Robert M. Mercer and Scott N. MacKinnon



Full mission ship simulators are typically employed to instruct mariners on standard operating procedures, bridge resource management, ship manoeuvring and/or familiarization with new technologies. However, human factors researchers are increasingly employing simulation technologies to better understand issues such as operator stress, mental workload, heuristic principles and situation awareness. Understanding the factors that influence how an operator makes and executes a decision will offer insight into situations where operator error may occur and provide guidance regarding system and bridge designs. This paper will explore the criteria for designing experimental methodologies appropriate for examining outcomes of operator performance during simulation exercises. Inherent in this approach is the need to design and implement realistic scenarios that engage the test subject. The concept of “presence” in virtual environments is explored in the context of preparing and controlling the simulation exercise used for data collection. Presence is defined as the subjective experience of being in one place or environment, even when one is physically situated in another.  The Situation Awareness Global Assessment Technique (SAGAT) can be employed to assess human performance and integrated navigation systems. SAGAT provides an objective explicit measure of situation awareness by directly comparing the operator’s SA to an operational “scenario”. Examples are drawn from human factors research completed at the Centre for Marine Simulation (CMS).

Fred Anstey and Cathrine Dutton 2010. Towards STCW 2012: an analysis and discussion of selected topics, IAMU 11th AGA, Busan, Korea

Towards STCW 2012: an analysis and discussion of selected topics

Fred Anstey, Catherine Dutton

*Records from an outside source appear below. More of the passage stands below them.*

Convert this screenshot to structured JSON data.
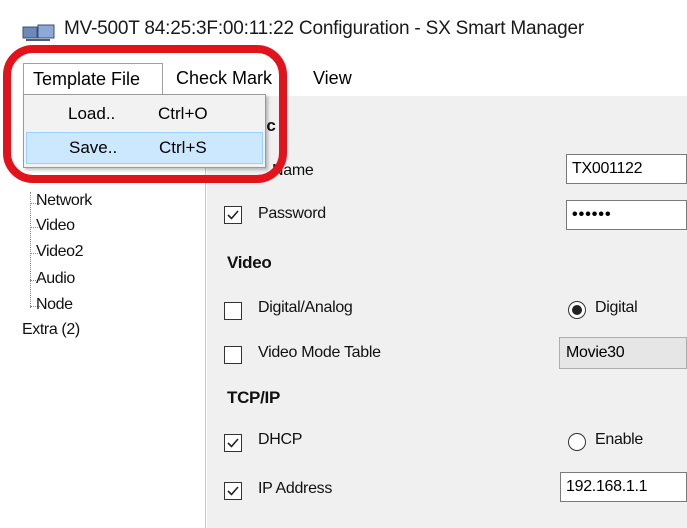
{
  "window": {
    "title": "MV-500T 84:25:3F:00:11:22  Configuration - SX Smart Manager",
    "icon": "monitor-app-icon"
  },
  "menubar": {
    "template_file": "Template File",
    "check_mark": "Check Mark",
    "view": "View"
  },
  "template_menu": {
    "items": [
      {
        "label": "Load..",
        "shortcut": "Ctrl+O"
      },
      {
        "label": "Save..",
        "shortcut": "Ctrl+S"
      }
    ]
  },
  "tree": {
    "items": [
      "Network",
      "Video",
      "Video2",
      "Audio",
      "Node"
    ],
    "extra": "Extra (2)"
  },
  "form": {
    "basic_header_fragment": "ic",
    "unit_name": {
      "label": "Name",
      "value": "TX001122"
    },
    "password": {
      "label": "Password",
      "value": "••••••",
      "checked": true
    },
    "video": {
      "header": "Video",
      "digital_analog": {
        "label": "Digital/Analog",
        "checked": false
      },
      "digital_radio": {
        "label": "Digital",
        "selected": true
      },
      "video_mode_table": {
        "label": "Video Mode Table",
        "checked": false
      },
      "video_mode_value": "Movie30"
    },
    "tcpip": {
      "header": "TCP/IP",
      "dhcp": {
        "label": "DHCP",
        "checked": true
      },
      "enable_radio": {
        "label": "Enable",
        "selected": false
      },
      "ip_address": {
        "label": "IP Address",
        "checked": true,
        "value": "192.168.1.1"
      }
    }
  },
  "colors": {
    "highlight_ring": "#e3131c",
    "menu_selection": "#cce8ff",
    "pane_background": "#f0f0f0"
  }
}
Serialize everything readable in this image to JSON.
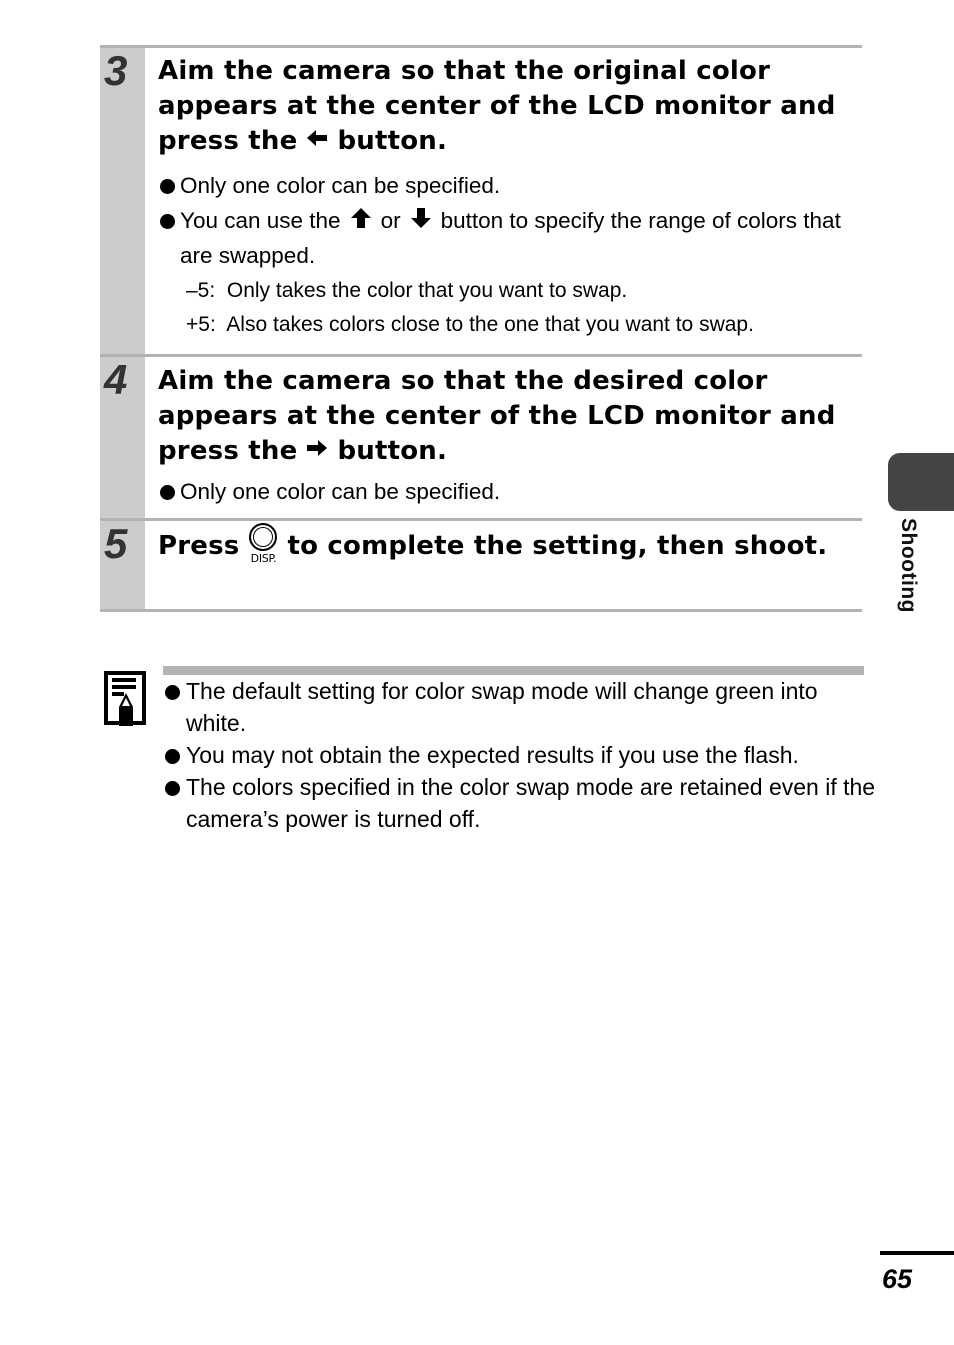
{
  "steps": [
    {
      "number": "3",
      "title_before": "Aim the camera so that the original color appears at the center of the LCD monitor and press the",
      "title_icon": "left-arrow-icon",
      "title_after": "button.",
      "bullets": [
        "Only one color can be specified."
      ],
      "range_bullet": {
        "before": "You can use the",
        "up_icon": "up-arrow-icon",
        "middle": "or",
        "down_icon": "down-arrow-icon",
        "after": "button to specify the range of colors that are swapped."
      },
      "range_values": [
        {
          "label": "–5:",
          "text": "Only takes the color that you want to swap."
        },
        {
          "label": "+5:",
          "text": "Also takes colors close to the one that you want to swap."
        }
      ]
    },
    {
      "number": "4",
      "title_before": "Aim the camera so that the desired color appears at the center of the LCD monitor and press the",
      "title_icon": "right-arrow-icon",
      "title_after": "button.",
      "bullets": [
        "Only one color can be specified."
      ]
    },
    {
      "number": "5",
      "title_before": "Press",
      "title_icon": "disp-button-icon",
      "icon_label": "DISP.",
      "title_after": "to complete the setting, then shoot."
    }
  ],
  "note": {
    "icon": "note-pencil-icon",
    "bullets": [
      "The default setting for color swap mode will change green into white.",
      "You may not obtain the expected results if you use the flash.",
      "The colors specified in the color swap mode are retained even if the camera’s power is turned off."
    ]
  },
  "side_tab": {
    "label": "Shooting"
  },
  "footer": {
    "page_number": "65"
  }
}
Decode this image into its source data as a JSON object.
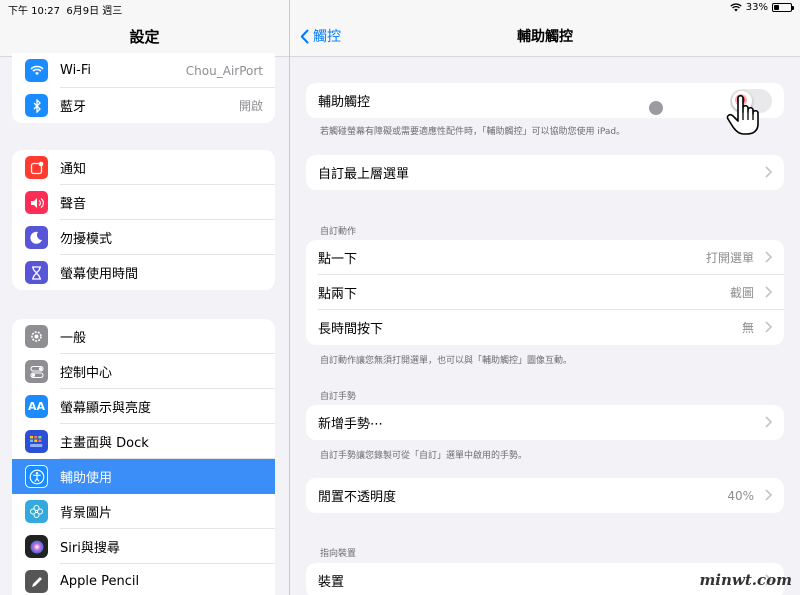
{
  "status_bar": {
    "time": "下午 10:27",
    "date": "6月9日 週三",
    "battery": "33%",
    "battery_level": 0.33
  },
  "left": {
    "title": "設定",
    "groups": [
      {
        "items": [
          {
            "label": "Wi-Fi",
            "value": "Chou_AirPort",
            "icon": "wifi-icon",
            "color": "#1a8cff"
          },
          {
            "label": "藍牙",
            "value": "開啟",
            "icon": "bluetooth-icon",
            "color": "#1a8cff"
          }
        ]
      },
      {
        "items": [
          {
            "label": "通知",
            "icon": "notifications-icon",
            "color": "#ff3b30"
          },
          {
            "label": "聲音",
            "icon": "sound-icon",
            "color": "#ff2d55"
          },
          {
            "label": "勿擾模式",
            "icon": "moon-icon",
            "color": "#5856d6"
          },
          {
            "label": "螢幕使用時間",
            "icon": "hourglass-icon",
            "color": "#5856d6"
          }
        ]
      },
      {
        "items": [
          {
            "label": "一般",
            "icon": "gear-icon",
            "color": "#8e8e93"
          },
          {
            "label": "控制中心",
            "icon": "toggles-icon",
            "color": "#8e8e93"
          },
          {
            "label": "螢幕顯示與亮度",
            "icon": "text-size-icon",
            "color": "#1a8cff"
          },
          {
            "label": "主畫面與 Dock",
            "icon": "home-grid-icon",
            "color": "#2c4fd8"
          },
          {
            "label": "輔助使用",
            "icon": "accessibility-icon",
            "color": "#1a8cff",
            "selected": true
          },
          {
            "label": "背景圖片",
            "icon": "wallpaper-icon",
            "color": "#34aadc"
          },
          {
            "label": "Siri與搜尋",
            "icon": "siri-icon",
            "color": "#222222"
          },
          {
            "label": "Apple Pencil",
            "icon": "pencil-icon",
            "color": "#555555"
          }
        ]
      }
    ]
  },
  "right": {
    "back_label": "觸控",
    "title": "輔助觸控",
    "assistive_touch": {
      "label": "輔助觸控",
      "enabled": false,
      "note": "若觸碰螢幕有障礙或需要適應性配件時，「輔助觸控」可以協助您使用 iPad。"
    },
    "customize_top_menu": "自訂最上層選單",
    "custom_actions": {
      "header": "自訂動作",
      "items": [
        {
          "label": "點一下",
          "value": "打開選單"
        },
        {
          "label": "點兩下",
          "value": "截圖"
        },
        {
          "label": "長時間按下",
          "value": "無"
        }
      ],
      "note": "自訂動作讓您無須打開選單，也可以與「輔助觸控」圖像互動。"
    },
    "custom_gestures": {
      "header": "自訂手勢",
      "new_label": "新增手勢⋯",
      "note": "自訂手勢讓您錄製可從「自訂」選單中啟用的手勢。"
    },
    "idle_opacity": {
      "label": "閒置不透明度",
      "value": "40%"
    },
    "pointer_devices": {
      "header": "指向裝置",
      "devices_label": "裝置"
    }
  },
  "watermark": "minwt.com"
}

A diplomatic conference was convened in Manila in June of 2010 to adopt major revisions to the Standards of Training, Certification and Watchkeeping for Seafarers (STCW). The original 1978 Convention and Code were designed to establish basic requirements for training, certification and watchkeeping on an international level. In 1995 STCW was revised to give greater oversight, and to provide strict implementation obligations. The International Maritime Organization (IMO) has required the latest comprehensive review to reconcile inconsistencies and to address current global challenges. The call for submissions saw those with vested interests putting forward their views on needed changes. While all submissions had the interest of the global shipping community at heart, it is inherent, that with such diverse interests, the inevitable and resultant lobbying and negotiations would impact the final outcome. The revisions pertaining to marine security stipulate mandatory training for all levels of shipboard personnel as dictated by the International Ship and Port Facility Security (ISPS) Code. Mandatory training for the shore-based position of Company Security Officer (CSO) will continue to be ignored. Bridge and Engine-room Resource Management has been moved to the mandatory section of the Code but with an apparent reduction in requisite training elements. Advances in technology have created the need for and recognition by STCW of the electro-technical officer. With an overall increase in training as detailed by the revised STCW it will become increasingly difficult to monitor conformance, including adherence to the requirements for refresher and revalidation training. This paper will review these selected subject areas that have undergone changes in this latest iteration and due to enter into force in January 2012. A brief analysis of STCW training requirements for marine security, Bridge Resource Management (BRM), the electro-technical officer, and for refresher training and certificate revalidation has been undertaken and is presented as a catalyst for thought and discussion.


Keywords: Electro-technical, resource management, MET, refresher training, security, STCW.